***** Provided material *****
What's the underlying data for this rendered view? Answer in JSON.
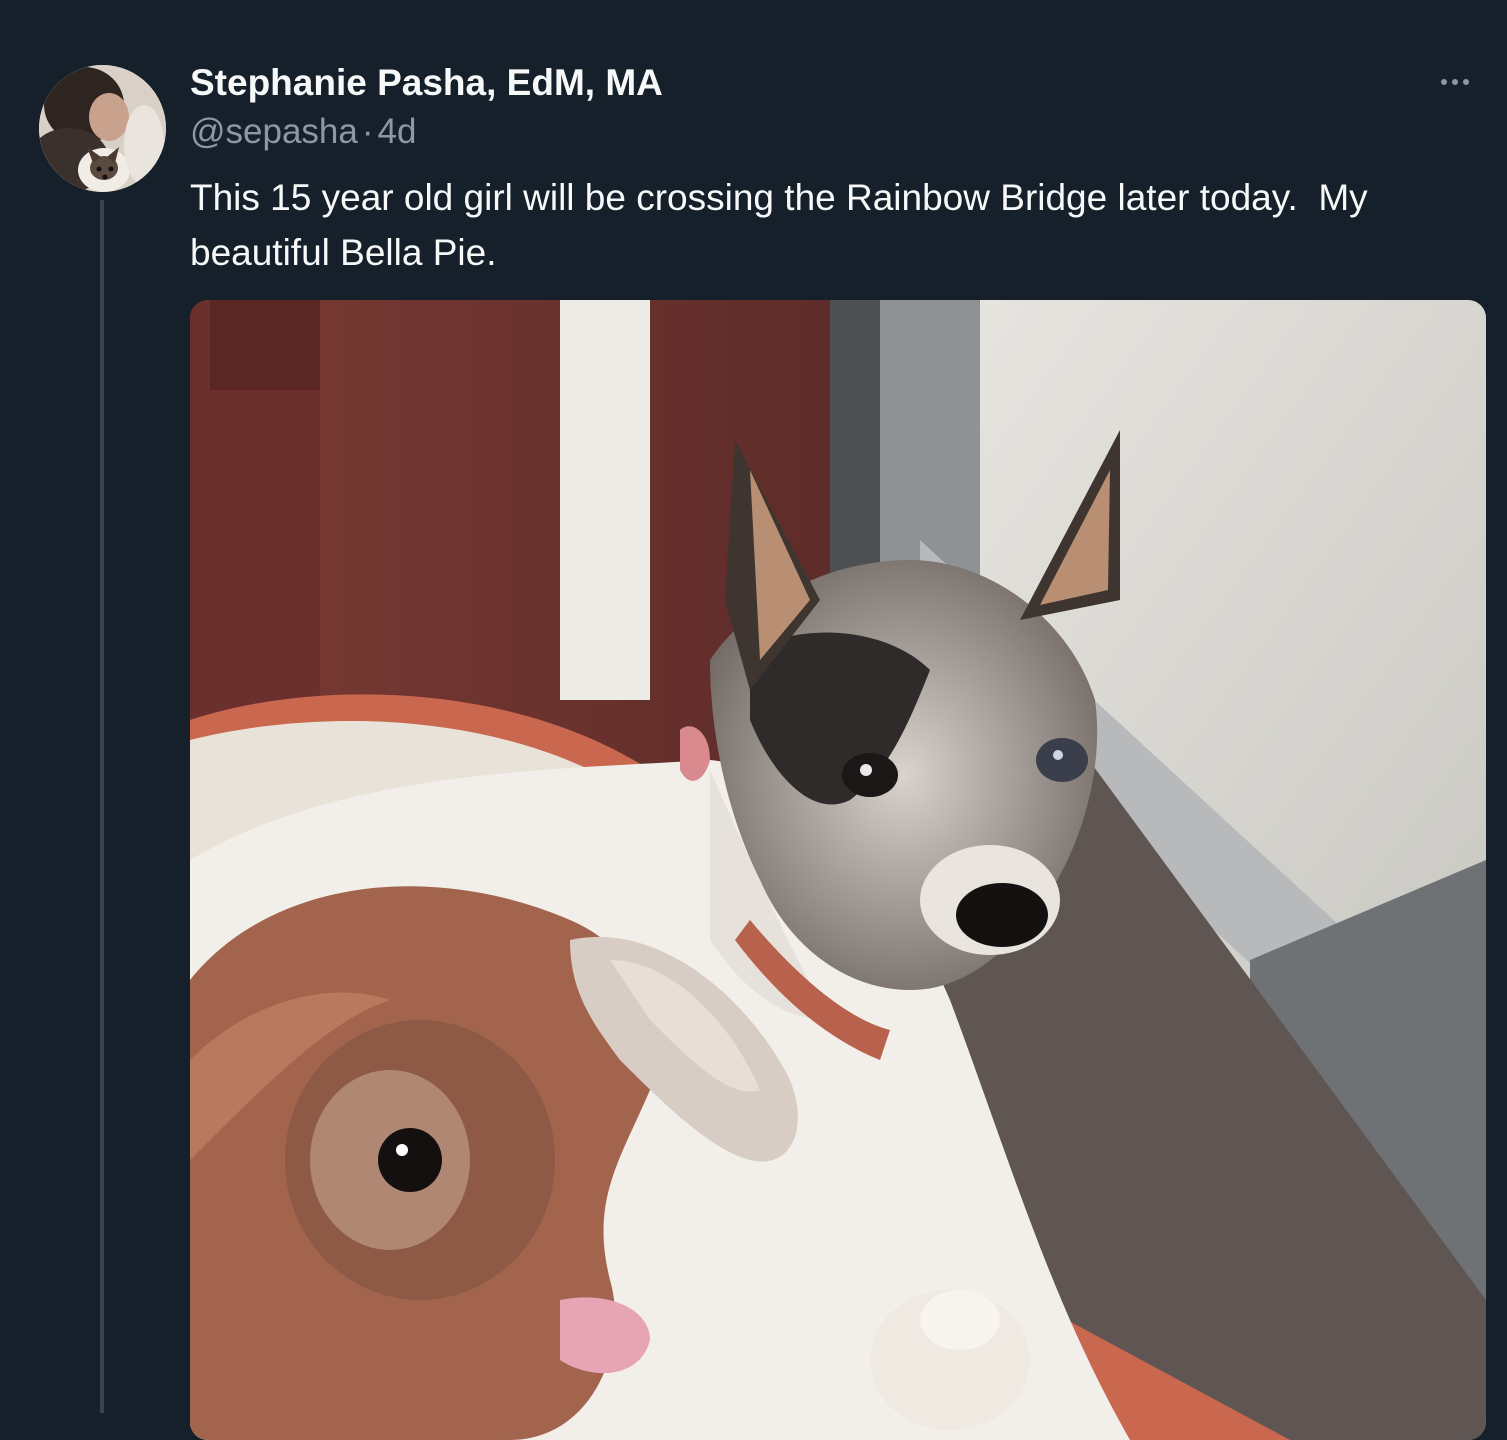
{
  "tweet": {
    "author_name": "Stephanie Pasha, EdM, MA",
    "handle": "@sepasha",
    "separator": "·",
    "time": "4d",
    "text": "This 15 year old girl will be crossing the Rainbow Bridge later today.  My beautiful Bella Pie.",
    "more_icon": "more-horizontal-icon"
  },
  "colors": {
    "background": "#15202b",
    "primary_text": "#f7f9f9",
    "secondary_text": "#8b98a5",
    "thread_line": "#38444d"
  }
}
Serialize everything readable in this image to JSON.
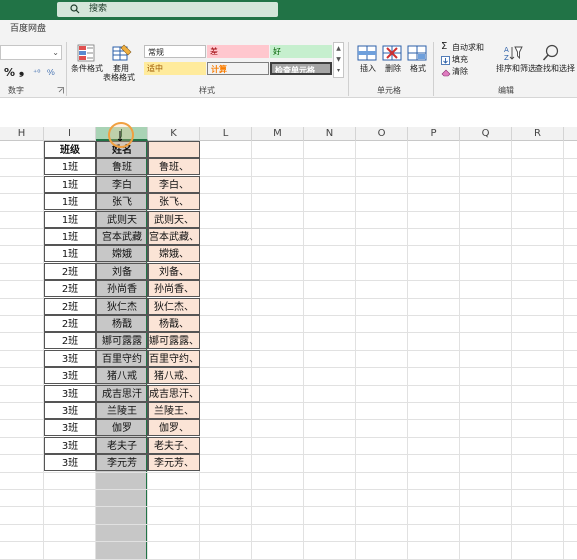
{
  "search": {
    "label": "搜索",
    "icon": "search-icon"
  },
  "menu": {
    "tab": "百度网盘"
  },
  "ribbon": {
    "combo_arrow": "⌄",
    "number": {
      "pct": "%",
      "comma": "❟",
      "inc": "⁺⁰",
      "dec": "⁰⁄₀",
      "label": "数字"
    },
    "cond_format": "条件格式",
    "table_format_1": "套用",
    "table_format_2": "表格格式",
    "styles": {
      "normal": "常规",
      "bad": "差",
      "good": "好",
      "neutral": "适中",
      "calc": "计算",
      "check": "检查单元格",
      "label": "样式"
    },
    "cells": {
      "insert": "插入",
      "delete": "删除",
      "format": "格式",
      "label": "单元格"
    },
    "editing": {
      "autosum": "自动求和",
      "fill": "填充",
      "clear": "清除",
      "sort": "排序和筛选",
      "find": "查找和选择",
      "label": "编辑"
    },
    "colors": {
      "accent": "#217346",
      "bad_bg": "#ffc7ce",
      "good_bg": "#c6efce",
      "neutral_bg": "#ffeb9c"
    }
  },
  "columns": [
    "H",
    "I",
    "J",
    "K",
    "L",
    "M",
    "N",
    "O",
    "P",
    "Q",
    "R"
  ],
  "selected_column": "J",
  "table": {
    "headers": [
      "班级",
      "姓名",
      ""
    ],
    "rows": [
      [
        "1班",
        "鲁班",
        "鲁班、"
      ],
      [
        "1班",
        "李白",
        "李白、"
      ],
      [
        "1班",
        "张飞",
        "张飞、"
      ],
      [
        "1班",
        "武则天",
        "武则天、"
      ],
      [
        "1班",
        "宫本武藏",
        "宫本武藏、"
      ],
      [
        "1班",
        "嫦娥",
        "嫦娥、"
      ],
      [
        "2班",
        "刘备",
        "刘备、"
      ],
      [
        "2班",
        "孙尚香",
        "孙尚香、"
      ],
      [
        "2班",
        "狄仁杰",
        "狄仁杰、"
      ],
      [
        "2班",
        "杨戬",
        "杨戬、"
      ],
      [
        "2班",
        "娜可露露",
        "娜可露露、"
      ],
      [
        "3班",
        "百里守约",
        "百里守约、"
      ],
      [
        "3班",
        "猪八戒",
        "猪八戒、"
      ],
      [
        "3班",
        "成吉思汗",
        "成吉思汗、"
      ],
      [
        "3班",
        "兰陵王",
        "兰陵王、"
      ],
      [
        "3班",
        "伽罗",
        "伽罗、"
      ],
      [
        "3班",
        "老夫子",
        "老夫子、"
      ],
      [
        "3班",
        "李元芳",
        "李元芳、"
      ]
    ]
  }
}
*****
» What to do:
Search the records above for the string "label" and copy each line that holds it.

» Solution below:
    "label": "搜索",
      "label": "数字"
      "label": "样式"
      "label": "单元格"
      "label": "编辑"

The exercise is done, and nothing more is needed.